“Do Not Remove Tag! Under Penalty of Law!”
Remember when this warning, found on mattresses and pillows, inspired unthinking compliance instead of derision? Well, I’ve been wondering why the “Dry Clean Only” label to which so many of us bow down isn’t regarded with similar bemusement.
Dry cleaning has been around since the mid-19th century, and wasn’t widely used until the mid-20th. Silk, cotton and wool, on the other hand, have been worn for thousands of years. How is it possible that just in the last few decades, those fabrics are suddenly in danger of being ruined by soap and water? Um, pardon my cynicism, but does the dry cleaning industry give a kickback to clothing manufacturers to ensure that the intimidating label gets sewn into far more duds than necessary?

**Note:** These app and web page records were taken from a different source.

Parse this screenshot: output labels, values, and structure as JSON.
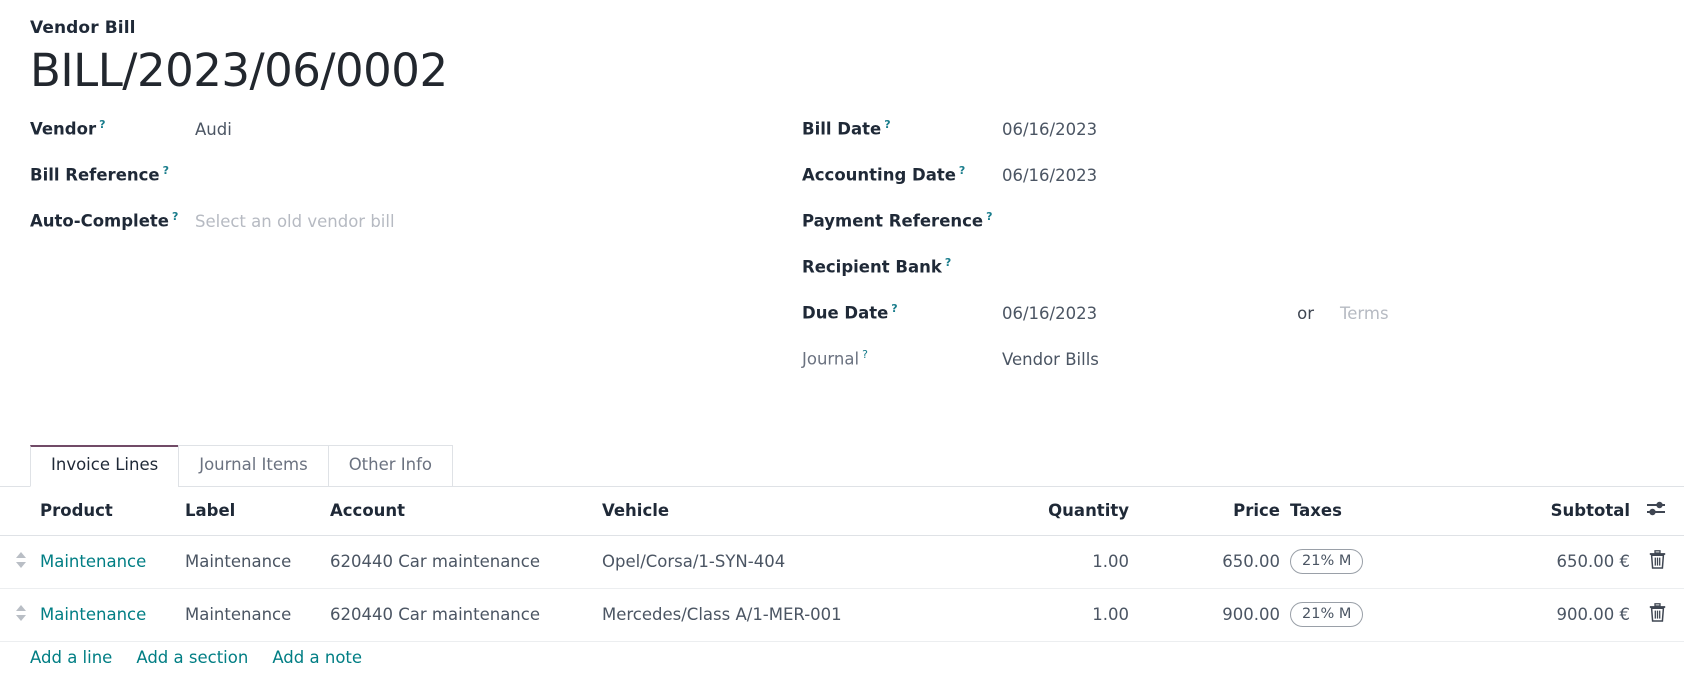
{
  "document": {
    "type_label": "Vendor Bill",
    "number": "BILL/2023/06/0002"
  },
  "help_marker": "?",
  "left_fields": [
    {
      "label": "Vendor",
      "value": "Audi",
      "placeholder": false
    },
    {
      "label": "Bill Reference",
      "value": "",
      "placeholder": false
    },
    {
      "label": "Auto-Complete",
      "value": "Select an old vendor bill",
      "placeholder": true
    }
  ],
  "right_fields": [
    {
      "label": "Bill Date",
      "value": "06/16/2023"
    },
    {
      "label": "Accounting Date",
      "value": "06/16/2023"
    },
    {
      "label": "Payment Reference",
      "value": ""
    },
    {
      "label": "Recipient Bank",
      "value": ""
    },
    {
      "label": "Due Date",
      "value": "06/16/2023"
    },
    {
      "label": "Journal",
      "value": "Vendor Bills"
    }
  ],
  "due_date_extra": {
    "or_word": "or",
    "terms_placeholder": "Terms"
  },
  "tabs": [
    {
      "label": "Invoice Lines",
      "active": true
    },
    {
      "label": "Journal Items",
      "active": false
    },
    {
      "label": "Other Info",
      "active": false
    }
  ],
  "table": {
    "columns": [
      "Product",
      "Label",
      "Account",
      "Vehicle",
      "Quantity",
      "Price",
      "Taxes",
      "Subtotal"
    ],
    "optional_columns_icon": "sliders-icon",
    "rows": [
      {
        "handle_icon": "drag-handle-icon",
        "product": "Maintenance",
        "label": "Maintenance",
        "account": "620440 Car maintenance",
        "vehicle": "Opel/Corsa/1-SYN-404",
        "quantity": "1.00",
        "price": "650.00",
        "taxes": "21% M",
        "subtotal": "650.00 €",
        "delete_icon": "trash-icon"
      },
      {
        "handle_icon": "drag-handle-icon",
        "product": "Maintenance",
        "label": "Maintenance",
        "account": "620440 Car maintenance",
        "vehicle": "Mercedes/Class A/1-MER-001",
        "quantity": "1.00",
        "price": "900.00",
        "taxes": "21% M",
        "subtotal": "900.00 €",
        "delete_icon": "trash-icon"
      }
    ]
  },
  "footer_links": [
    {
      "label": "Add a line"
    },
    {
      "label": "Add a section"
    },
    {
      "label": "Add a note"
    }
  ],
  "colors": {
    "link_teal": "#017e84",
    "help_blue": "#1a7d8c",
    "active_tab_accent": "#714b67",
    "text_dark": "#1f2937",
    "text_muted": "#6b7280",
    "placeholder": "#b6bac2"
  }
}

If there’s something iconic about the image of clear-plastic-wrapped clothing pinned neatly to wire hangers with spongy pastel grips, there’s also something unsettling about it. Perchloroethyline, the chemical used most frequently in dry cleaning, is a known carcinogen, and despite some forays into greenness, there’s no question the industry as a whole is eco-hostile. Additionally, for most people, a trip to the dry cleaner involves a schlep in the car—a drain on the earth’s resources and on the individual’s time and pocketbook. Then, yet another schlep in the car to shell out the big bucks and collect that freshly sneeze-inducing, creepy-if-you-think-about-what’s-going-next-to-your-skin apparel.
I can understand being leery of hand-washing a business suit (though I have been known to sponge one off). But a Merino wool sweater? Clear the sink, hand over the suds and lemme have at it. Afterwards, as always, I’ll wring it out, roll it tightly in a bath towel to remove excess moisture, put it in the dryer for three to five minutes, then put the still-damp, perfectly fluffed sweater on a hanger to air-dry.
No sweat, so to speak.
Published in the Piedmont Post July 15, 2009